On the Arduino and the JeeNode USB, the connection takes place via USB:

Screen shot 2009-12-09 at 12.25.37.png

USB is convenient because it can take care of three different things: powering the Arduino / JeeNode, resetting it to activate the boot loader, and sending commands to that same boot loader over a serial connection. In addition, once your code is running, the USB connection can be re-used as serial port to communicate whatever you like in either direction. That’s really a lot of functionality, just by hooking up a USB cable – and probably one of the major reasons why the Arduino has been so succesful.

The FTDI chip does the hard part of interfacing between a fairly complex USB system and the much simpler RX/TX serial communication pins. On an Arduino and a JeeNode USB, it’s all built onto the board itself.

On a standard JeeNode and on other similar boards such as the RBBB by Modern Device, the FTDI chip is assumed to be part of the USB cable hookup. This reduces cost when you have more than one board, because you can reuse the same FTDI hardware for different boards.

There are FTDI cables which have the FTDI chip built right into the USB connector plugged into the PC/Mac. But nowadays, it’s more common to use a small “FTDI adapter” board, such as these:


On the left is SparkFun’s FTDI Basic adapter, on the right Modern Device’s USB-BUB. Both take a regular USB cable with a mini-B connector (the same as used with most digital cameras, etc) and have a 6-pin FTDI header on the other end.

One detail remains, which makes the USB-BUB a slightly better choice for such an FTDI hookup: the interface needs to supply 5V to the attached JeeNode, but it also should use 3.3V logic levels for the RX/TX lines, because a JeeNode operates at 3.3V internally. If you look closely, you can see that the “Logic Lvl” on the BUB has been jumpered to 3.3V with a little wire.

The Sparkfun FTDI adaptor comes in two different versions for 3.3V and 5V, but they appear to use the same voltage for both power and logic levels. I’ve used the 3.3V version with a JeeNode with no ill effects so far, but it does mean the JeeNode is supplied with only 3.3V, i.e. less than the 3.4..3.5V it needs to make the on-board voltage regulator happy. It worked just fine for me, but it may not work for you, or not at all temperatures, or maybe not on days with full moon… “YMMV”, as they say.

There are many other similar adapters out there.

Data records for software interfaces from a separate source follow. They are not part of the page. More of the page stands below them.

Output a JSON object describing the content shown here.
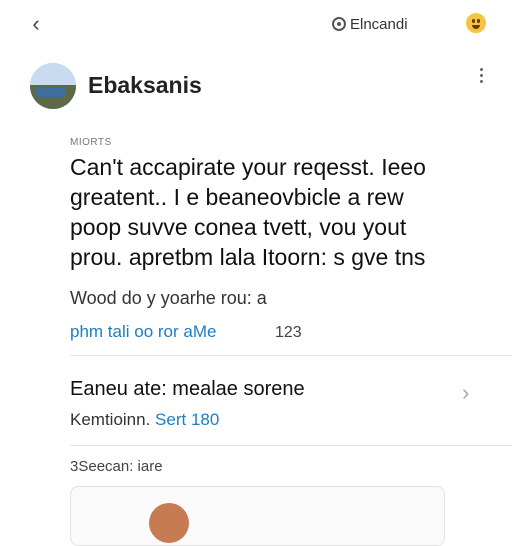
{
  "topbar": {
    "back_icon": "chevron-left-icon",
    "link_label": "Elncandi",
    "link_icon": "location-pin-icon",
    "emoji_icon": "emoji-face-icon"
  },
  "header": {
    "name": "Ebaksanis",
    "avatar": "landscape-avatar",
    "more_icon": "more-vertical-icon"
  },
  "post": {
    "caption": "MIORTS",
    "lines": [
      "Can't accapirate your reqesst. Ieeo",
      "greatent.. I e beaneovbicle a rew",
      "poop suvve conea tvett, vou yout",
      "prou. apretbm lala Itoorn: s gve tns"
    ],
    "subline": "Wood do y yoarhe rou: a",
    "action_link": "phm tali oo ror aMe",
    "action_count": "123"
  },
  "list_item": {
    "title": "Eaneu ate: mealae sorene",
    "sub_prefix": "Kemtioinn. ",
    "sub_accent": "Sert 180",
    "chevron_icon": "chevron-right-icon"
  },
  "section": {
    "label": "3Seecan: iare"
  },
  "colors": {
    "accent": "#1b7fc4",
    "emoji": "#f4c542"
  }
}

As long as they use the same FTDI pinout on the header, and get the supply and logic voltage levels right, they should work fine.

But with the separate FTDI approach, you don’ have to use USB. This can also be used with an RS232 connection (i.e. a COM port on a PC) via a level converter to adjust between the different voltage levels:

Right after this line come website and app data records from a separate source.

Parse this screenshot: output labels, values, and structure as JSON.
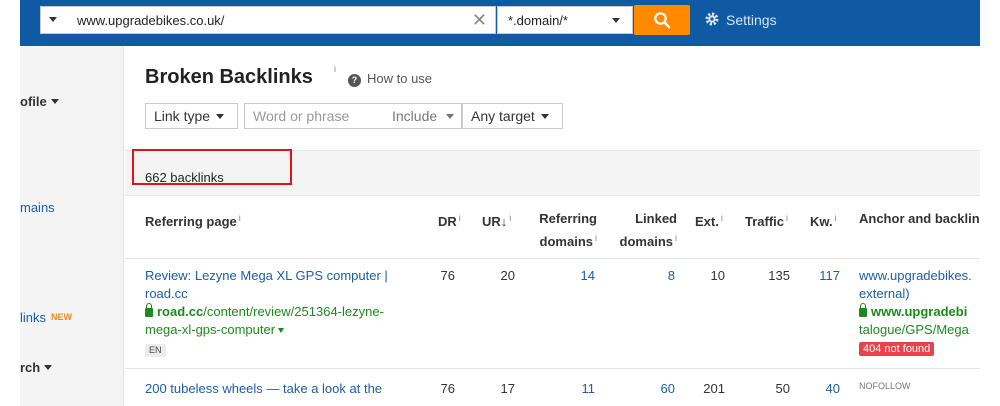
{
  "topbar": {
    "url": "www.upgradebikes.co.uk/",
    "clear_icon": "close-icon",
    "mode": "*.domain/*",
    "search_icon": "search-icon",
    "settings_label": "Settings",
    "colors": {
      "bar": "#0f5aa3",
      "search_button": "#ff8a00"
    }
  },
  "sidebar": {
    "profile_label": "ofile",
    "domains_label": "mains",
    "links_label": "links",
    "new_badge": "NEW",
    "search_label": "rch"
  },
  "main": {
    "title": "Broken Backlinks",
    "title_info": "i",
    "how_to_use": "How to use",
    "filters": {
      "link_type": "Link type",
      "phrase_placeholder": "Word or phrase",
      "include": "Include",
      "target": "Any target"
    },
    "count": "662 backlinks"
  },
  "table": {
    "headers": {
      "referring_page": "Referring page",
      "dr": "DR",
      "ur": "UR",
      "ur_sort": "↓",
      "referring_domains_1": "Referring",
      "referring_domains_2": "domains",
      "linked_domains_1": "Linked",
      "linked_domains_2": "domains",
      "ext": "Ext.",
      "traffic": "Traffic",
      "kw": "Kw.",
      "anchor": "Anchor and backlink"
    },
    "rows": [
      {
        "title": "Review: Lezyne Mega XL GPS computer | road.cc",
        "domain": "road.cc",
        "path": "/content/review/251364-lezyne-mega-xl-gps-computer",
        "lang": "EN",
        "dr": "76",
        "ur": "20",
        "referring_domains": "14",
        "linked_domains": "8",
        "ext": "10",
        "traffic": "135",
        "kw": "117",
        "anchor_line1": "www.upgradebikes.",
        "anchor_line2": "external)",
        "backlink_domain": "www.upgradebi",
        "backlink_path": "talogue/GPS/Mega",
        "status": "404 not found"
      }
    ],
    "partial_row": {
      "title": "200 tubeless wheels — take a look at the",
      "dr": "76",
      "ur": "17",
      "referring_domains": "11",
      "linked_domains": "60",
      "ext": "201",
      "traffic": "50",
      "kw": "40",
      "anchor": "NOFOLLOW"
    }
  }
}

Screen shot 2009-12-09 at 12.25.46.png

Again, there are several adapters out there which can be used. I’ll not go into this – serial ports are becoming less common and you may need to fiddle around a bit more to get the auto-reset feature working.

One of the configuration settings to keep in mind with all this is tbe baud rate, since it’s all based on good ol’ asynchronous serial communication. With the standard Arduino/JeeNode boot loaders used on an ATmega328, the settings should be 57600N1.

Another gotcha is hardware handshaking. You may need to experiment a bit to make sure that hardware handshaking is turned off, and that the DTR/RTS lines are configured just right to cause a reset on connection open. If the bootstrap is not working, or if you can’t get serial communication to or from your sketch going reliably, then this would be the first thing to check.

At the end of the day, all this is about convenience. You can write a new sketch and then compile + store it in an Arduino or JeeNode with one simple upload action. If the code doesn’t work, or needs to be changed, just go back to the sketch, change it, and re-compile / upload again. Once everything is working, you can forget about all this, disconnect the board, hook it up to a battery or power supply instead, and it’ll continue doing whatever you told it to do.

That’s the world of embedded hardware. Exactly the same as in MP3 players, cell phones, microwave ovens, washing machines, and many other gadgets and appliances.

Tomorrow: Re-flashing and ISP.